→ **Task requirements**
If a line of the records contains the word "value", list it.

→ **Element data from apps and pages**
——

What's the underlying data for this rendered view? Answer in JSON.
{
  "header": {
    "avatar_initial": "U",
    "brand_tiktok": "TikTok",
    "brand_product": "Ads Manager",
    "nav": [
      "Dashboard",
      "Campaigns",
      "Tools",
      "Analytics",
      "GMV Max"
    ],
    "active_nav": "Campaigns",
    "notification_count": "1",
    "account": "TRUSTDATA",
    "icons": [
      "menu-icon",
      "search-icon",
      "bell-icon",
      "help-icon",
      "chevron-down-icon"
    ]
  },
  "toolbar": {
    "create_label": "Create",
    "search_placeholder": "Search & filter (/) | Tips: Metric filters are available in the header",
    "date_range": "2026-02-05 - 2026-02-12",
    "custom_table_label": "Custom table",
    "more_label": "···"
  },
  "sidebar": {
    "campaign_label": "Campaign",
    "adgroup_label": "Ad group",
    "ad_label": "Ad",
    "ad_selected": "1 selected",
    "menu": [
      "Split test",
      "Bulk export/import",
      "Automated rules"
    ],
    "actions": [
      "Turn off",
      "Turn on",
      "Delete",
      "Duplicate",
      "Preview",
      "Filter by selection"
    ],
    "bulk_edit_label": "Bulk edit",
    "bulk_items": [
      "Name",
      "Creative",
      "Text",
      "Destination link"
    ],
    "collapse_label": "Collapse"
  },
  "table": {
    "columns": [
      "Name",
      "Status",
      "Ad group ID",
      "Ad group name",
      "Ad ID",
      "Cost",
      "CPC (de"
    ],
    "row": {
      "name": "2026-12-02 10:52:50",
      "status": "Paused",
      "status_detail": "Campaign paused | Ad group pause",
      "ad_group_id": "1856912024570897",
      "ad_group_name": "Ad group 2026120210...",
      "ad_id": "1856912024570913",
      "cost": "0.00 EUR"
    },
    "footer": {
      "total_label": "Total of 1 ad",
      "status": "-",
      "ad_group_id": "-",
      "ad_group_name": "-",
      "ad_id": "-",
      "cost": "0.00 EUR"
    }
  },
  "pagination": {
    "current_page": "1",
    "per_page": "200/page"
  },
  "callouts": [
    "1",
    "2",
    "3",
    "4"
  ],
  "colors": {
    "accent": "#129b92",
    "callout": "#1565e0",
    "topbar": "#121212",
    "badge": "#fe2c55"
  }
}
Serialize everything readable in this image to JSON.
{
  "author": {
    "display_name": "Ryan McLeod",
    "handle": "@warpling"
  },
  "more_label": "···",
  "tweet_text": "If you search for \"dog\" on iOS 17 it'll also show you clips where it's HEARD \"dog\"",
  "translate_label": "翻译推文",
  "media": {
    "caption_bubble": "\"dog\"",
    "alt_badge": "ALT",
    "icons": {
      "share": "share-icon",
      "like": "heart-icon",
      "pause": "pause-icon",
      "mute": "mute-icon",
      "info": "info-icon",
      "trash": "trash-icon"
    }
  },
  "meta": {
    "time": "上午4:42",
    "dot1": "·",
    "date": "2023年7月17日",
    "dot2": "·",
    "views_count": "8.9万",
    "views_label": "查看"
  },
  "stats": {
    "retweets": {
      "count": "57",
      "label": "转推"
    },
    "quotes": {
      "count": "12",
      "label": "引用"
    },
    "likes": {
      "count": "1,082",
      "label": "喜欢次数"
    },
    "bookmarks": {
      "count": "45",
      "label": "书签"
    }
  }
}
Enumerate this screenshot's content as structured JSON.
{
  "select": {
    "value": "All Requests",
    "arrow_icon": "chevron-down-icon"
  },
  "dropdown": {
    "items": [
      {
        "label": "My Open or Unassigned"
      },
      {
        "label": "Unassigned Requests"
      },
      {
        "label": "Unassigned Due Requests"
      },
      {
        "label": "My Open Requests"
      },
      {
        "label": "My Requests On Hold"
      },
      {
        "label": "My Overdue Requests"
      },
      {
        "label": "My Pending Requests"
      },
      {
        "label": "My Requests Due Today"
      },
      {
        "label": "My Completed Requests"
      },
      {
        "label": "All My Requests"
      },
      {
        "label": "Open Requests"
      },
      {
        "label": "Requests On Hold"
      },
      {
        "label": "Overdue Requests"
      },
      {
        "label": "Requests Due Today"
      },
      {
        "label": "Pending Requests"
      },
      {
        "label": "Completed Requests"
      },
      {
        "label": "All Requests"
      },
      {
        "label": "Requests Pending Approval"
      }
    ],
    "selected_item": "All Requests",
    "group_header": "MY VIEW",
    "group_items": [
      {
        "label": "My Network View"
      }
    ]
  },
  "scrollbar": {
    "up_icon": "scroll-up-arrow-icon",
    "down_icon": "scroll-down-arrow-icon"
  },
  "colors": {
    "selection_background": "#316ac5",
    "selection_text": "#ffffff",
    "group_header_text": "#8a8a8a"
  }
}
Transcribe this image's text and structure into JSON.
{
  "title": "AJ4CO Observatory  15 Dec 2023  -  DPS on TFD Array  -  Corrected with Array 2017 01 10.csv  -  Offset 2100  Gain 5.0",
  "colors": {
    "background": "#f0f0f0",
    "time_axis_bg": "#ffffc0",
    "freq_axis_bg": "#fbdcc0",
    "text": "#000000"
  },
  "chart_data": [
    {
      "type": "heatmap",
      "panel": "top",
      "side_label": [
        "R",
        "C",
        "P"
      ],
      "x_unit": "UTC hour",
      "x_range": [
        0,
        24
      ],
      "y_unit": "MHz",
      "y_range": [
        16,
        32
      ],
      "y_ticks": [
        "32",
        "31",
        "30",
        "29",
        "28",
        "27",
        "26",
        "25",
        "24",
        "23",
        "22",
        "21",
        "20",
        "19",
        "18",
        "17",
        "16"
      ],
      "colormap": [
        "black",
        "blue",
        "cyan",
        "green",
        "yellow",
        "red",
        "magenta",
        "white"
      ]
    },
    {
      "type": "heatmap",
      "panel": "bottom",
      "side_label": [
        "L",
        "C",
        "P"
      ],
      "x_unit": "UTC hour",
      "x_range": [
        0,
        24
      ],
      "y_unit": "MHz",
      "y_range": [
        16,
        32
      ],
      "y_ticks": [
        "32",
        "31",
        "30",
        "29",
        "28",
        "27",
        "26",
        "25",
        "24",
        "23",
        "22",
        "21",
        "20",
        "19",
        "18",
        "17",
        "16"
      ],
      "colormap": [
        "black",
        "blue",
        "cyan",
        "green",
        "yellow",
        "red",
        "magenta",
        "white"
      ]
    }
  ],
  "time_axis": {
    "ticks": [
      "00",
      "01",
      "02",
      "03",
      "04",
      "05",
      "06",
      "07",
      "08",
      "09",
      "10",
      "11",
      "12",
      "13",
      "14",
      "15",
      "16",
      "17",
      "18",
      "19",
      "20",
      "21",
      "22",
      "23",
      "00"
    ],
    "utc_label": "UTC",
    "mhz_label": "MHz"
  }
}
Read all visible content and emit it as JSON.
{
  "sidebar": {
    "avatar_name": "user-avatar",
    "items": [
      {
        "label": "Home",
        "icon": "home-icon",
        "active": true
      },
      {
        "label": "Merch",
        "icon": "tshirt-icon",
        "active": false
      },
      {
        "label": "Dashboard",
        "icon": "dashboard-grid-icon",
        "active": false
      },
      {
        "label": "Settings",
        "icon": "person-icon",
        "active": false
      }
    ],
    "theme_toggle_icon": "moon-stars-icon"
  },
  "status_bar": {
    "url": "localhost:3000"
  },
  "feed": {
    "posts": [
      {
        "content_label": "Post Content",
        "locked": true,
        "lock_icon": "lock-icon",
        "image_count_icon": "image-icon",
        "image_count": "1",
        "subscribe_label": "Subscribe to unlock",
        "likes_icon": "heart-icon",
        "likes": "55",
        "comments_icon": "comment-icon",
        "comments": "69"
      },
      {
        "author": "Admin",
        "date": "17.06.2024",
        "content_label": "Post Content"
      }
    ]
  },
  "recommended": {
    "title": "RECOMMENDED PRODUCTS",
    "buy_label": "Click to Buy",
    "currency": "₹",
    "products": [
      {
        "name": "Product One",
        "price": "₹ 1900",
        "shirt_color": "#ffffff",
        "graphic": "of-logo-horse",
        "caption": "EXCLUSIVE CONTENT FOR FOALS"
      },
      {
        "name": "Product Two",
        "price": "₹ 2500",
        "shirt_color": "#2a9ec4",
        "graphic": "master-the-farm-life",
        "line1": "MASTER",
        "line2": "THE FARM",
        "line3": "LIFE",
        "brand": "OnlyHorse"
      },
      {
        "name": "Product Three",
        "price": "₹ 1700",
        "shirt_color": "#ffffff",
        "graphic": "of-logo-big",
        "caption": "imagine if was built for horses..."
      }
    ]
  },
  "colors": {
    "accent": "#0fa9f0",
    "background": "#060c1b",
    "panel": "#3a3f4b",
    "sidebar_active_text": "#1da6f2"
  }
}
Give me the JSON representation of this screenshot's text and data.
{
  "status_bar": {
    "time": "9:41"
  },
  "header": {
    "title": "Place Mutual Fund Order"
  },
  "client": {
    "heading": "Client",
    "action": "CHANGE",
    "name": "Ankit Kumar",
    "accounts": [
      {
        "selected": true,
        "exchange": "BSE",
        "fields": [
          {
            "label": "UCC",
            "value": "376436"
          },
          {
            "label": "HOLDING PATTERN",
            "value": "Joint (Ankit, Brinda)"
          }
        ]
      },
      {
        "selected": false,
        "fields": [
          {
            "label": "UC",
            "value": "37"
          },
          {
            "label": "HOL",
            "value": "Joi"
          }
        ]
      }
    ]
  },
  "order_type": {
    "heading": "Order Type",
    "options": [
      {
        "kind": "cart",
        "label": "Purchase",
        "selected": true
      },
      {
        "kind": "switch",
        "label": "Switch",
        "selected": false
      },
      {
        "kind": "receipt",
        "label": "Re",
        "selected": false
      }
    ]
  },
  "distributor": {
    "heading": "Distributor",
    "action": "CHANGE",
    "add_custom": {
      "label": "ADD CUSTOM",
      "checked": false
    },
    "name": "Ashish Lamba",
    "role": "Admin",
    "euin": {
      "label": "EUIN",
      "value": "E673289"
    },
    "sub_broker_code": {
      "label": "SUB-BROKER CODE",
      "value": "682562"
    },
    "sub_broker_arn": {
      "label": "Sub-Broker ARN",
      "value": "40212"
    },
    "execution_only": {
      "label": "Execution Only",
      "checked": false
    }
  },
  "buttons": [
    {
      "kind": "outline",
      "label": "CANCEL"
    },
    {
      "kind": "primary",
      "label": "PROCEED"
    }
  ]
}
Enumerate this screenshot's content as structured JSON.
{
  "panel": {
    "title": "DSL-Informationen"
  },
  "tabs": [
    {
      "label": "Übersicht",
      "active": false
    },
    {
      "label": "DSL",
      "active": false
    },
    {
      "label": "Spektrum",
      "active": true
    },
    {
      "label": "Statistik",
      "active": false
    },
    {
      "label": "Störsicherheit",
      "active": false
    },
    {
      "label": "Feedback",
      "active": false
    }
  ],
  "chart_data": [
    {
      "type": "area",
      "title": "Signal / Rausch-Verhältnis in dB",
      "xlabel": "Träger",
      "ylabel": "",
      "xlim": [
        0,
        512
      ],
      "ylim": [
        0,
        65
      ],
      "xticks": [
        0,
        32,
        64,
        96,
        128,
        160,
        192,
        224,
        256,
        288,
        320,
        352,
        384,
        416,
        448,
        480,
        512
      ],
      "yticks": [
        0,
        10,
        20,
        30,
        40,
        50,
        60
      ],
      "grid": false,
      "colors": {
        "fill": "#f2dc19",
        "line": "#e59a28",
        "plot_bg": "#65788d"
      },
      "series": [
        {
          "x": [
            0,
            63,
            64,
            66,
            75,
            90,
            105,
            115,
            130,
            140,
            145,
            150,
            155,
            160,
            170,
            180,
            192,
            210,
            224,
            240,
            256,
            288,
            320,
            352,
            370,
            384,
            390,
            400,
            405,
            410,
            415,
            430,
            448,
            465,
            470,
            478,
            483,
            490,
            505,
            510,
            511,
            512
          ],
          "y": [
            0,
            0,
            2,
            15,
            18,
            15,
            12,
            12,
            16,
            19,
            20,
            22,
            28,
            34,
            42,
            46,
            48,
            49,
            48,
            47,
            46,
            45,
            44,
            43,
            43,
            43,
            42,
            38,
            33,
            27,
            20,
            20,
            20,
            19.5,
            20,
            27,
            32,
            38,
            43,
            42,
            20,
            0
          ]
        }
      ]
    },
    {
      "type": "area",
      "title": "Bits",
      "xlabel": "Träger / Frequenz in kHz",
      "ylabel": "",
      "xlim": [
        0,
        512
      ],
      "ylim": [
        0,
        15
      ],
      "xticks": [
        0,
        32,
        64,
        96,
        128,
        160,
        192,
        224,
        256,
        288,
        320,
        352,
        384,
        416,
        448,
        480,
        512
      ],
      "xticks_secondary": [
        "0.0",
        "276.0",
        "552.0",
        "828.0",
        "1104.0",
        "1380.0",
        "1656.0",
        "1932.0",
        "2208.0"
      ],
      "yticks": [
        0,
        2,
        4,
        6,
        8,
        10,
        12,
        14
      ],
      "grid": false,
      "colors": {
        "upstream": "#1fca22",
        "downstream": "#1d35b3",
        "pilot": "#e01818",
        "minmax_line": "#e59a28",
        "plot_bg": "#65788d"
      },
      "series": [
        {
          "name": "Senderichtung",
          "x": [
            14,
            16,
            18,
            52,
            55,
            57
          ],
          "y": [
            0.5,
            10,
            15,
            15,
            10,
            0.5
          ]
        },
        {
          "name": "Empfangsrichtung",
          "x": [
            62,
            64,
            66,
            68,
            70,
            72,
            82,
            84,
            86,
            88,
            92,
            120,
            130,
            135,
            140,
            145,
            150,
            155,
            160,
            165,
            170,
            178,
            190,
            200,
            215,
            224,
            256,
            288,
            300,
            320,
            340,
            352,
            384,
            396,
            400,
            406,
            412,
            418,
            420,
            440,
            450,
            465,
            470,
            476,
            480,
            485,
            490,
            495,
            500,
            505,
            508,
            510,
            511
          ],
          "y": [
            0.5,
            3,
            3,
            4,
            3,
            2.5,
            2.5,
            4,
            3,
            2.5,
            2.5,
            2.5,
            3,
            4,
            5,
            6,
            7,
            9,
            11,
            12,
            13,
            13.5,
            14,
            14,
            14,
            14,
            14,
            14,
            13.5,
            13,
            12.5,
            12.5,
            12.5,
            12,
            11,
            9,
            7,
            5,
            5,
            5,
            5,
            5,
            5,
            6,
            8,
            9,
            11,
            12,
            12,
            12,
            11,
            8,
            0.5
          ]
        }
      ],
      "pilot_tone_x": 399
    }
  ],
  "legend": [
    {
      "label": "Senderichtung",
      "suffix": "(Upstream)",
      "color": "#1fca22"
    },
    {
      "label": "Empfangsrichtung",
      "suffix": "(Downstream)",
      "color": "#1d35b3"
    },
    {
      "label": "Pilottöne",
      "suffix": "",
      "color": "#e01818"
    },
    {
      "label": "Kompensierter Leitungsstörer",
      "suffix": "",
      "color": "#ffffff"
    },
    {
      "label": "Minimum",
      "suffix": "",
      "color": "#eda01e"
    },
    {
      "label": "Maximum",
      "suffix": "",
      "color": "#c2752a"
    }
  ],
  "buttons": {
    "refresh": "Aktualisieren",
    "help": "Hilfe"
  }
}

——

→ **Response area**
    "value": "All Requests",
            "value": "376436"
            "value": "Joint (Ankit, Brinda)"
            "value": "37"
            "value": "Joi"
      "value": "E673289"
      "value": "682562"
      "value": "40212"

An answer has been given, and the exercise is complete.